Who does Florida in JULY?!


What a great opportunity to mix with top birders, including big year power couples Dick and Gaylee Dean (left), and David and Tammy McQuade (right) along with Amanda from Arizona, who travels as far and wide as any of us, with the unfair advantage of cheap travel due to her Husband’s airline employment in the centre. We had great fun exploring the Channel Islands off Ventura California, with best bird undoubtedly Townsend’s Storm-petrel.
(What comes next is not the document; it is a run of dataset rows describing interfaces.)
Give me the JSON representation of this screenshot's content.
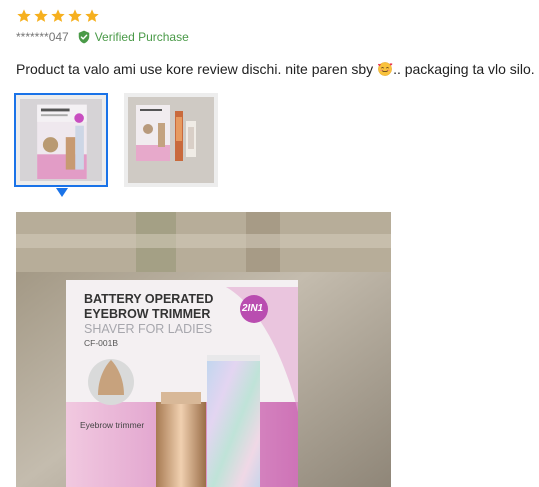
{
  "review": {
    "rating": 5,
    "username": "*******047",
    "verified_label": "Verified Purchase",
    "content_before": "Product ta valo ami use kore review dischi. nite paren sby ",
    "content_after": ".. packaging ta vlo silo."
  },
  "thumbnails": [
    {
      "name": "thumbnail-1",
      "active": true
    },
    {
      "name": "thumbnail-2",
      "active": false
    }
  ],
  "product_box": {
    "line1": "BATTERY OPERATED",
    "line2": "EYEBROW TRIMMER",
    "line3": "SHAVER FOR LADIES",
    "model": "CF-001B",
    "badge": "2IN1",
    "caption": "Eyebrow trimmer"
  },
  "colors": {
    "star": "#f6b01e",
    "verified": "#4a9a48",
    "active_thumb": "#1a73e8"
  },
  "icons": {
    "verified": "verified-shield-icon",
    "emoji": "smiling-face-with-hearts-icon"
  }
}
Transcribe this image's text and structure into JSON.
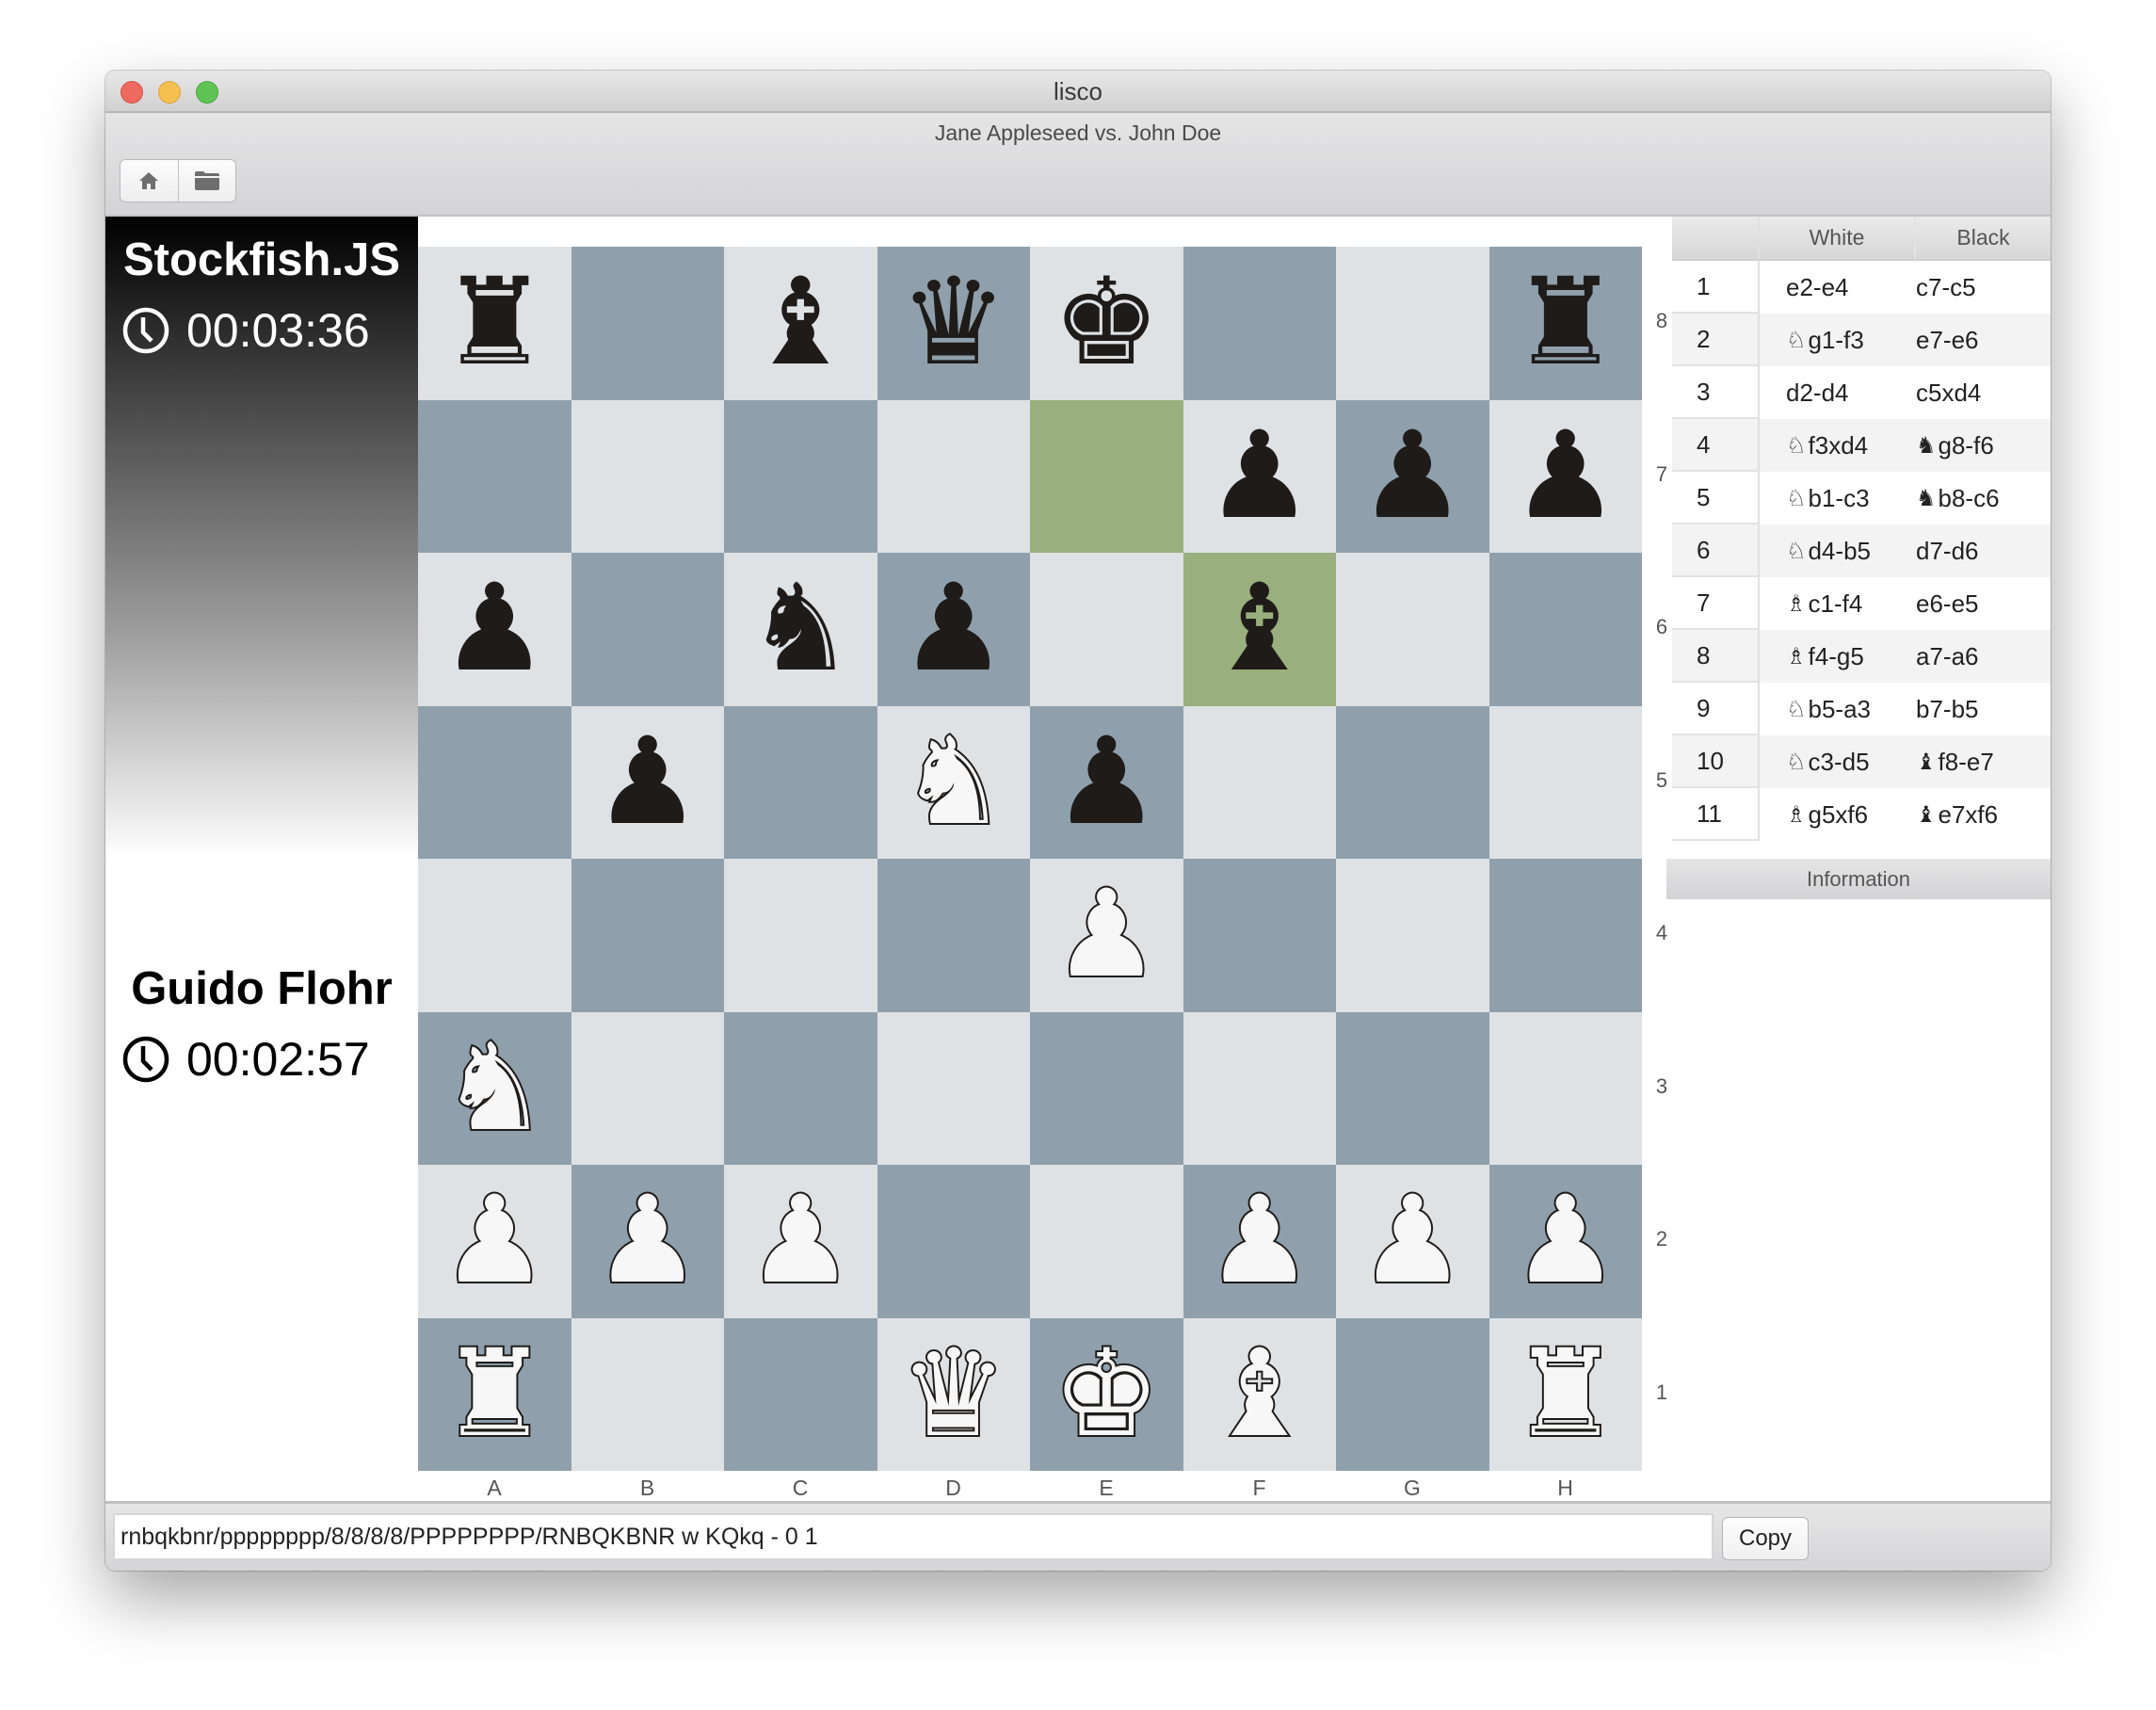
{
  "window": {
    "app_title": "lisco",
    "subtitle": "Jane Appleseed vs. John Doe"
  },
  "toolbar": {
    "buttons": [
      {
        "icon": "home-icon",
        "label": "Home"
      },
      {
        "icon": "folder-open-icon",
        "label": "Open"
      }
    ]
  },
  "players": {
    "top": {
      "name": "Stockfish.JS",
      "clock": "00:03:36",
      "color": "black"
    },
    "bottom": {
      "name": "Guido Flohr",
      "clock": "00:02:57",
      "color": "white"
    }
  },
  "board": {
    "colors": {
      "light": "#dfe2e5",
      "dark": "#8fa0ac",
      "highlight": "#99af7d"
    },
    "ranks": [
      [
        "r",
        "",
        "b",
        "q",
        "k",
        "",
        "",
        "r"
      ],
      [
        "",
        "",
        "",
        "",
        "",
        "p",
        "p",
        "p"
      ],
      [
        "p",
        "",
        "n",
        "p",
        "",
        "b",
        "",
        ""
      ],
      [
        "",
        "p",
        "",
        "N",
        "p",
        "",
        "",
        ""
      ],
      [
        "",
        "",
        "",
        "",
        "P",
        "",
        "",
        ""
      ],
      [
        "N",
        "",
        "",
        "",
        "",
        "",
        "",
        ""
      ],
      [
        "P",
        "P",
        "P",
        "",
        "",
        "P",
        "P",
        "P"
      ],
      [
        "R",
        "",
        "",
        "Q",
        "K",
        "B",
        "",
        "R"
      ]
    ],
    "highlighted_squares": [
      "e7",
      "f6"
    ],
    "rank_labels": [
      "8",
      "7",
      "6",
      "5",
      "4",
      "3",
      "2",
      "1"
    ],
    "file_labels": [
      "A",
      "B",
      "C",
      "D",
      "E",
      "F",
      "G",
      "H"
    ]
  },
  "moves": {
    "headers": {
      "number": "",
      "white": "White",
      "black": "Black"
    },
    "rows": [
      {
        "n": "1",
        "white": {
          "piece": "",
          "text": "e2-e4"
        },
        "black": {
          "piece": "",
          "text": "c7-c5"
        }
      },
      {
        "n": "2",
        "white": {
          "piece": "N",
          "text": "g1-f3"
        },
        "black": {
          "piece": "",
          "text": "e7-e6"
        }
      },
      {
        "n": "3",
        "white": {
          "piece": "",
          "text": "d2-d4"
        },
        "black": {
          "piece": "",
          "text": "c5xd4"
        }
      },
      {
        "n": "4",
        "white": {
          "piece": "N",
          "text": "f3xd4"
        },
        "black": {
          "piece": "n",
          "text": "g8-f6"
        }
      },
      {
        "n": "5",
        "white": {
          "piece": "N",
          "text": "b1-c3"
        },
        "black": {
          "piece": "n",
          "text": "b8-c6"
        }
      },
      {
        "n": "6",
        "white": {
          "piece": "N",
          "text": "d4-b5"
        },
        "black": {
          "piece": "",
          "text": "d7-d6"
        }
      },
      {
        "n": "7",
        "white": {
          "piece": "B",
          "text": "c1-f4"
        },
        "black": {
          "piece": "",
          "text": "e6-e5"
        }
      },
      {
        "n": "8",
        "white": {
          "piece": "B",
          "text": "f4-g5"
        },
        "black": {
          "piece": "",
          "text": "a7-a6"
        }
      },
      {
        "n": "9",
        "white": {
          "piece": "N",
          "text": "b5-a3"
        },
        "black": {
          "piece": "",
          "text": "b7-b5"
        }
      },
      {
        "n": "10",
        "white": {
          "piece": "N",
          "text": "c3-d5"
        },
        "black": {
          "piece": "b",
          "text": "f8-e7"
        }
      },
      {
        "n": "11",
        "white": {
          "piece": "B",
          "text": "g5xf6"
        },
        "black": {
          "piece": "b",
          "text": "e7xf6"
        }
      }
    ]
  },
  "info_panel": {
    "title": "Information"
  },
  "bottom": {
    "fen_value": "rnbqkbnr/pppppppp/8/8/8/8/PPPPPPPP/RNBQKBNR w KQkq - 0 1",
    "copy_label": "Copy"
  }
}
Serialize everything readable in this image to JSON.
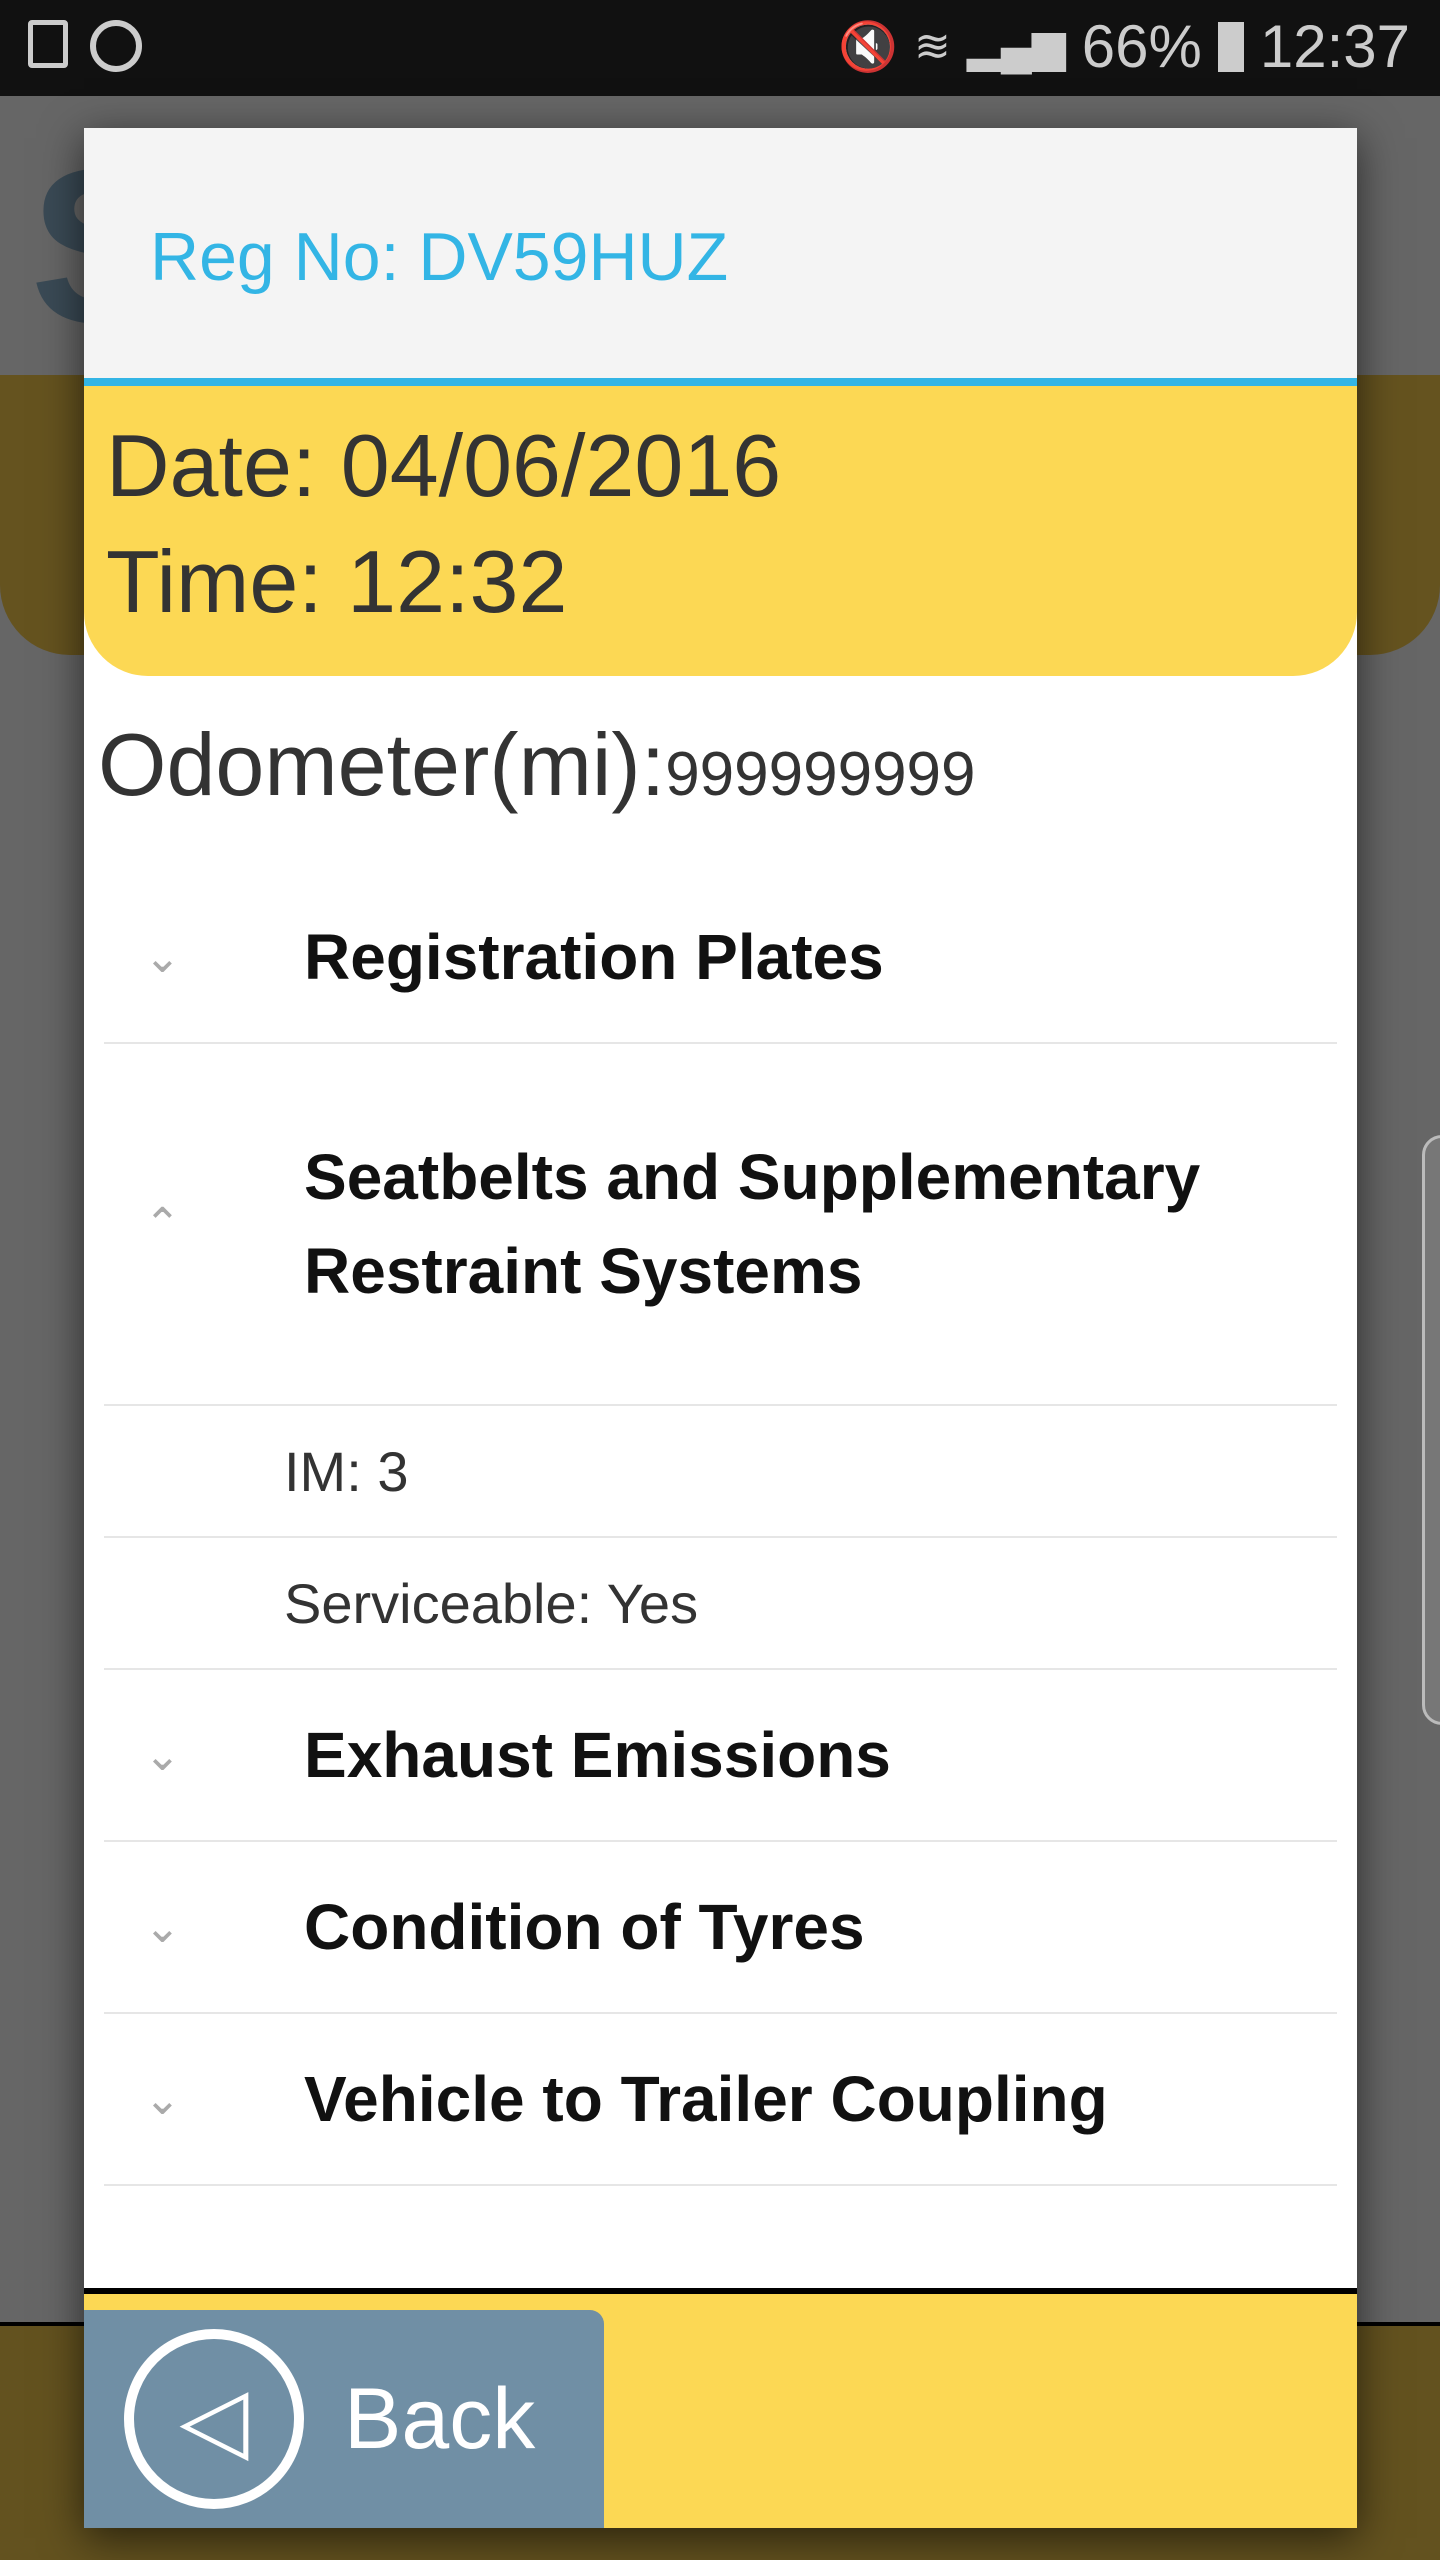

I had nearly a week  back home in Australia (explanation later below) after my southern California pelagic birding trip on 14 July, and am now a few days into a long overdue sweep of Florida for relatively easy Code 1 and Code 2 species. As luck had it, the super-hot Code 5 Antillean Palm-swift – the second ever for the ABA area, remained in play throughout my absence way out on Grassy Key, and a Code 4 Black-faced Grassquit was found at Big Pine Key, another half hour or so further out towards Key West. At least two Code 3 Yellow-green Vireos, the very bird/birds (one is reputedly in heavy tail most, the other is not) that Murray and I ‘may’ have seen a few weeks ago at Key Largo, also cooperated by hanging around during my absence. After a Saturday night arrival in Miami, just under 24 hours after leaving Sydney, I began the next morning, a bit worst for wear, at the Dagny Johnson State Park on Key Largo, which was mercifully less intensely laden with mosquitos and deer flies than had been the case a few weeks earlier. The Hammock forest habitat is quite productive, and perhaps due to the proliferation of biting insects, seems to support a surprising density of Black-whiskered and White-eyed Vireos. It was Larry Manfredi and his son Phillip who, about a month ago, noticed a singing Yellow-green Vireo amongst the more common species. With the heavy tail-moult of one individual, and persistence of at least one individual with an intact tail (which I located and photographed), I can’t help but wonder if the species is more established on the island than previously known.

While in the Hammock forest I had an interaction with a Mangrove Cuckoo, and heard what I thought/hoped was a Barred Owl – a species I need. I tried to locate the owl, but with subsequent brief bouts of calling, it revealed its true identity as a Great-horned Owl – a fantastic bird, but a species I’d already seen and photographed several times this year.


Yellow-green Vireo


A faceless, up-the-skirt image of Black-faced Grassquit was the best I could do. But what a thrill to be just a half hour’s drive from this mega when news of its existence broke during my stakeout of the Antillean Palm-swift.


Tri-coloured Heron in early morning sunlight of Grassy Key, while numerous birders waited patiently for appearance of Antillean Palm-swift.


Antillean Palm-swift. Note the narrow wings and slightly decurved bill that characterises the species.


Well, I may not have managed to photograph the Palm-swift, but then, none of the other birders who watched it zinging past our heads at 7:30 AM. The only concession was killer views and easy photo-op of the ‘other’ Antillean – Antillean Nighthawk.


Monk Parakeet eating mud.


White-chevroned Parakeet eating whatever it likes.


Fish Crow protesting, as best as possible, new city ordinances concerning fishing.


Snail Kite uses its unusual bill to extract large snails from their shells. The species is vulnerable in Florida – note identifying leg band on this one.


My fourth trip to Australia this year due to family matters, allowed me to share some time with my co-workers and co-conspirators. The emerging scenario for Aussie Ark is increasingly exciting. Watch this space.


Incredible co-directors of the Australian Reptile Park, and the true blood and guts of the ambitious and rapidly escalating projects of Aussie Ark and Devil Ark, Tim Faulkner and Liz Vella have both received prestigious business awards; Tim was the 2017 Australian Conservationist of the Year. I am so in awe of these two, and count myself so lucky to be a part of team Reptile Park, along with my wife Robyn, who is financial whiz and Stone of Gibraltar bedrock of the organisation.


After a courageous and tough three-month battle with out-of-the-blue cancer, my much-loved sister-in-law Barbara passed away a bit less than two weeks ago. Barbara was a spectacular example of how one can live a life of generosity, and make a big difference to others lucky enough to count her has friend, family, or teacher. She was intellectually curious about everything, especially nature, and served reliably on the Devil Ark and Aussie Ark boards of management. She is already sorely missed by many.

Miss you already Barb.